__TO DO__
Would you please state how many lines in the entries contain the word "Root"? Only the number should be given.

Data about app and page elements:
※

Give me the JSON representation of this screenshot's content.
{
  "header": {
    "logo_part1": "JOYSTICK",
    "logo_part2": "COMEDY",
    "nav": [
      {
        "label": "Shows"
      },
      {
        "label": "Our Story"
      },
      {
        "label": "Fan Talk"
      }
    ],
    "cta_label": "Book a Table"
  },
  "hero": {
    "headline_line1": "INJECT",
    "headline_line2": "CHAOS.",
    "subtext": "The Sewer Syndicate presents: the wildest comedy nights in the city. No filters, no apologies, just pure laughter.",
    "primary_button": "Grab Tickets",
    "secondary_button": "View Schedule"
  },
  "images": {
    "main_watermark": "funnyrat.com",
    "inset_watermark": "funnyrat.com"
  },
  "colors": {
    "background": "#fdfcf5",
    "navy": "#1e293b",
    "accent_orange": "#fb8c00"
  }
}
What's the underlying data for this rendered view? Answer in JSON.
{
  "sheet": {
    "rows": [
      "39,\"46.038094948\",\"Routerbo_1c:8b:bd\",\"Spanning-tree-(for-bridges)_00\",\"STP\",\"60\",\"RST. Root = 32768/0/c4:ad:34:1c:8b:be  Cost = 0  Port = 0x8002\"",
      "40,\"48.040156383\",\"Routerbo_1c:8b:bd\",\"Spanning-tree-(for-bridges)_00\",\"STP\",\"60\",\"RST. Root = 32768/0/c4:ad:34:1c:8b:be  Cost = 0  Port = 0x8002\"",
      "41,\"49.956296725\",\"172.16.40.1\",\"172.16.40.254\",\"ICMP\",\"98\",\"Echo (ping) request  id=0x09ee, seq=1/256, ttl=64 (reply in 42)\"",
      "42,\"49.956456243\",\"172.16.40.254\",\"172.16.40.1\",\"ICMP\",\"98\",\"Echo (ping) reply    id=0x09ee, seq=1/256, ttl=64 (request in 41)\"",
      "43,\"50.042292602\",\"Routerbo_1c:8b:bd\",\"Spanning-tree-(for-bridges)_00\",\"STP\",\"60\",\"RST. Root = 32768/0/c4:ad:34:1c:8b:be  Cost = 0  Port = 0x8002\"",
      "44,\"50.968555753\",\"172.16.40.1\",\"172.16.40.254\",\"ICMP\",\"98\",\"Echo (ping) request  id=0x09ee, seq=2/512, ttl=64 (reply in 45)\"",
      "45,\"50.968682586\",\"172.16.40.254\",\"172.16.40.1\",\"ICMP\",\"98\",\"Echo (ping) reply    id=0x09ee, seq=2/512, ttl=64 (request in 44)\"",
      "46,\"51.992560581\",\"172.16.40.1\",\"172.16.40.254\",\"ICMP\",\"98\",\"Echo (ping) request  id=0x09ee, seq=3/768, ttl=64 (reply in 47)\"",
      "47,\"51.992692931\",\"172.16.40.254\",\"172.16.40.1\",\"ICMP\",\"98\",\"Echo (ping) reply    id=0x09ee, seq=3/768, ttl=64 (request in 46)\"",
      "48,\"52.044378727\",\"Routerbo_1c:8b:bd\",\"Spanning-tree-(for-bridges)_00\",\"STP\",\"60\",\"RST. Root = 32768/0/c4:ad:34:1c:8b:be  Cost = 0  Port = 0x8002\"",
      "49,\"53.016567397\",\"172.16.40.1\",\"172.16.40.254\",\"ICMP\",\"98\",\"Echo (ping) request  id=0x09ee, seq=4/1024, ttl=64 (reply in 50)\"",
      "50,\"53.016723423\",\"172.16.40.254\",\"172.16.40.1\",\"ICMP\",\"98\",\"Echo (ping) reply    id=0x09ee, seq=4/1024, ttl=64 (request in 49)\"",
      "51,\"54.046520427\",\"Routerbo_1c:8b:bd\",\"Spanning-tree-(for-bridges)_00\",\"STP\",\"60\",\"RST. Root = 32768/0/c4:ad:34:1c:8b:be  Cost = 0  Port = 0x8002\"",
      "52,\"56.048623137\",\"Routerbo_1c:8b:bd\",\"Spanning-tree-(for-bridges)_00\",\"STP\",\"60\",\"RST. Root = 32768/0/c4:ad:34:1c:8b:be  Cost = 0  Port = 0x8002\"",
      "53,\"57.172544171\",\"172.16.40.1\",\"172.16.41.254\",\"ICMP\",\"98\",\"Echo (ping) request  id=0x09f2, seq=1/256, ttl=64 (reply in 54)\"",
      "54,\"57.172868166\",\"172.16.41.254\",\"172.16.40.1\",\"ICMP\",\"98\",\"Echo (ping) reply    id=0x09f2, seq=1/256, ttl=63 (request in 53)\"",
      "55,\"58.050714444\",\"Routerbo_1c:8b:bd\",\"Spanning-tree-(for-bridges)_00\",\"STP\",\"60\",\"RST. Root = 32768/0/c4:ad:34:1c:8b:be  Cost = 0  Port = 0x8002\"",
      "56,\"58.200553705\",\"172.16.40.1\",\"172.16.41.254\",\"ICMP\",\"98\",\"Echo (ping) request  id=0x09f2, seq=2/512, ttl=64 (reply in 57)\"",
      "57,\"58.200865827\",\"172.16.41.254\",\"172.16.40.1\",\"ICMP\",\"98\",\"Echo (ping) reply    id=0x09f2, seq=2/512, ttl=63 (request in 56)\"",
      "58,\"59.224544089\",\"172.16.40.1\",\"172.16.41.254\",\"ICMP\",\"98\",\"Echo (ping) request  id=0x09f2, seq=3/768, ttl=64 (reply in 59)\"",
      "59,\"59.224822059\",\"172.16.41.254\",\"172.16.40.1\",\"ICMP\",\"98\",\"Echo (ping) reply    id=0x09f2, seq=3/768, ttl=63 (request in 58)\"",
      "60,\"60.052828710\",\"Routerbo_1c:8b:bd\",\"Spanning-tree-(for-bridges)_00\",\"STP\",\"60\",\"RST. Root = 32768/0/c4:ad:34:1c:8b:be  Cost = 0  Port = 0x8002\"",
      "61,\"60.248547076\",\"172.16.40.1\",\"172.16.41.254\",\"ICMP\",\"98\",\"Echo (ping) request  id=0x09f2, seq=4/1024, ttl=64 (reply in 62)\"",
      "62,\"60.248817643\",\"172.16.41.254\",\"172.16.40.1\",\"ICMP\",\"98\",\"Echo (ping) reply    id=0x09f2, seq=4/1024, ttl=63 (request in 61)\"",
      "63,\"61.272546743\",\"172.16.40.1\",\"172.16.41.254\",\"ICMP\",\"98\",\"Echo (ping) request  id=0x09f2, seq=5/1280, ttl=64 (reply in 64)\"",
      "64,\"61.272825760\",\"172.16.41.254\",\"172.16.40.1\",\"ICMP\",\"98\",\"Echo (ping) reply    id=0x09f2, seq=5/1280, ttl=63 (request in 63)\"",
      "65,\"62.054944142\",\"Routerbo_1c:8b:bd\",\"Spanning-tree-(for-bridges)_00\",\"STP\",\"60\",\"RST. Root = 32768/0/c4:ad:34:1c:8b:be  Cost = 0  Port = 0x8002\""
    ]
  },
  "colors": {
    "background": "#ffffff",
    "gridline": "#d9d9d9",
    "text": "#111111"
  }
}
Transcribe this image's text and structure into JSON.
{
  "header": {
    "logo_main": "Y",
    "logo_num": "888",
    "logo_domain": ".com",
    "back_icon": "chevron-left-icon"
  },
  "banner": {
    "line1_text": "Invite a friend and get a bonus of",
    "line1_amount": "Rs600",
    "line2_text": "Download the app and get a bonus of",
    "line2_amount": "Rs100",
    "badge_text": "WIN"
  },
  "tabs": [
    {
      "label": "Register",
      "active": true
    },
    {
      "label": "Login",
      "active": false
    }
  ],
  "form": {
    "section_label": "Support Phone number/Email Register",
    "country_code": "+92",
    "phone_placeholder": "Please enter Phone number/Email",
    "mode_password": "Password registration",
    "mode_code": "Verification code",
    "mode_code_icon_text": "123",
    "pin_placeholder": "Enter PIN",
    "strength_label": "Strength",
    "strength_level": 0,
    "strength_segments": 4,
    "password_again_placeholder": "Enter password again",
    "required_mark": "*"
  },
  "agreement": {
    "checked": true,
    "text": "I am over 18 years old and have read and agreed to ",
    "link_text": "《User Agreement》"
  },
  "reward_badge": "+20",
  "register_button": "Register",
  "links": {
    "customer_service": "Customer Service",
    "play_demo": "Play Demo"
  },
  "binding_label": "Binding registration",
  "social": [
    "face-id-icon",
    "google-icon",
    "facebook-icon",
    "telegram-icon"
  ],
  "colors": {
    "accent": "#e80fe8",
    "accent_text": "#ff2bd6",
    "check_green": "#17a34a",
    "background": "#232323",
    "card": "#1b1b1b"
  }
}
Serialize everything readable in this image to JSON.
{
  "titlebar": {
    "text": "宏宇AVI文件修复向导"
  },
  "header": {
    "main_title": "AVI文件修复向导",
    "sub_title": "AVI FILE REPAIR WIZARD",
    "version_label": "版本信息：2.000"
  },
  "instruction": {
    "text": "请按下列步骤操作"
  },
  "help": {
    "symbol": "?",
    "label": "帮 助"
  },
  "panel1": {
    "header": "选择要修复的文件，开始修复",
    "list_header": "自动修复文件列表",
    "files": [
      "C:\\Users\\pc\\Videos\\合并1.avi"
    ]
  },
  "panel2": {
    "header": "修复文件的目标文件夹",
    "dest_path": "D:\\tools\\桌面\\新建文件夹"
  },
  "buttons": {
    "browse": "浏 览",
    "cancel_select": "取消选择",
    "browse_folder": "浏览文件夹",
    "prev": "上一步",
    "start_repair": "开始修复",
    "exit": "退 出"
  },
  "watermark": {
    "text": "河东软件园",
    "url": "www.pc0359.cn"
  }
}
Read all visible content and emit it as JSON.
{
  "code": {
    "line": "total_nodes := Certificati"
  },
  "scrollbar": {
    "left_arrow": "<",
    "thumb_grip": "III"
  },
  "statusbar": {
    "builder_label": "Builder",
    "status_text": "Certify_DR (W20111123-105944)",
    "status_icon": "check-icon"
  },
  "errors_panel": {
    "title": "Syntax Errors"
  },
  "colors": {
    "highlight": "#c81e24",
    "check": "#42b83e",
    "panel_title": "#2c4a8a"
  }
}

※

__SOLUTION BELOW__
9